More than 166 different bird species can be seen and heard within Aldinga Scrub Conservation Park. Some are migratory and visit the area for only a few months each year. If you watch quietly you may spot mistletoe birds, rainbow bee-eaters, brown goshawks and golden whistlers.

The park’s vegetation provides a variety of host plants for 18 species of butterflies and 540 species of other insects. Brushtail possums, short-beaked echidnas, bats, geckoes and skinks live in the park. Aldinga Scrub also provides a home for brown snakes and red-bellied black snakes.



Want to help?

To find out how you can help in this park or nearby, please visit Natural Resources Adelaide and Mt Lofty Ranges – Volunteering.

Want to join others and become a Park Friend?

To find out more about Friends of Parks groups please visit Friends of Parks South Australia.

You could join others to help look after a park. You can take part in working bees, training and other events.



The international Trail Users Code of Conduct is to show respect and courtesy towards other trail users at all times.

Ensure that you:

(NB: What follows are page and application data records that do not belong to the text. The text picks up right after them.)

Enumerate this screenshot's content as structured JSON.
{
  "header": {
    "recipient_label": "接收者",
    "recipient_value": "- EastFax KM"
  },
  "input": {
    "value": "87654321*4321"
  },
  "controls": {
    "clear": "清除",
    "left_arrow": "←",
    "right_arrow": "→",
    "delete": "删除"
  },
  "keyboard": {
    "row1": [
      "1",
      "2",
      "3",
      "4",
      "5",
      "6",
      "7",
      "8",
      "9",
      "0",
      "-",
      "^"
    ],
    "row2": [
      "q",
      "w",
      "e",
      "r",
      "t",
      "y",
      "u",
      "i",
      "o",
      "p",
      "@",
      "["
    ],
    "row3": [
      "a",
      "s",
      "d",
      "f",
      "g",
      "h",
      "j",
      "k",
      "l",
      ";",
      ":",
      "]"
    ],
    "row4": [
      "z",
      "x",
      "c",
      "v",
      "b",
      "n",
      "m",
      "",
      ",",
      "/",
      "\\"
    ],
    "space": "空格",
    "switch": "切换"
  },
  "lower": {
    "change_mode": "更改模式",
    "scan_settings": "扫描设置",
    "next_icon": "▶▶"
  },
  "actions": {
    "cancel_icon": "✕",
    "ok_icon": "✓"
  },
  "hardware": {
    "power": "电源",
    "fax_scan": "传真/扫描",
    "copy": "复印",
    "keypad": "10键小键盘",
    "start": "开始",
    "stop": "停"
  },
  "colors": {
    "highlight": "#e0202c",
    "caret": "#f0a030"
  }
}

  • when hiking, wear sturdy shoes, a hat and sunscreen
  • be aware of weather conditions and avoid walking during the hottest part of the day
  • make sure you have appropriate weather proof clothing
  • carry enough water to be self-sufficient
  • please be respectful of other users at all times
  • stay on the designated trails and connector tracks for your own safety, and prevent the spread of declared weeds to other areas in the park
  • ensure someone knows your approximate location and expected time of return
  • take appropriate maps.
  • Walk, hike or trek - what's the difference?


This park is closed on days of Catastrophic Fire Danger and may be closed on days of Extreme Fire Danger.

Listen to the local area radio station for the latest updates and information on fire safety. 

Fire restrictions

  • Wood, solid fuel, gas and liquid fires are prohibited throughout the year.
  • Ensure you are familiar with the fire restrictions for this park.

Know before you go

If you think you might be interested in volunteering opportunities within this park please contact our Volunteer Support Unit.


Park maps


Entry fees

Come and enjoy this park for free. 

Park pass

This park is not included in the park pass system. 

Camping and accommodation

There is no camping or accommodation available within this park. 

Other fees and permits

There are no other fees or permits associated with this park. 

PDF Park Brochure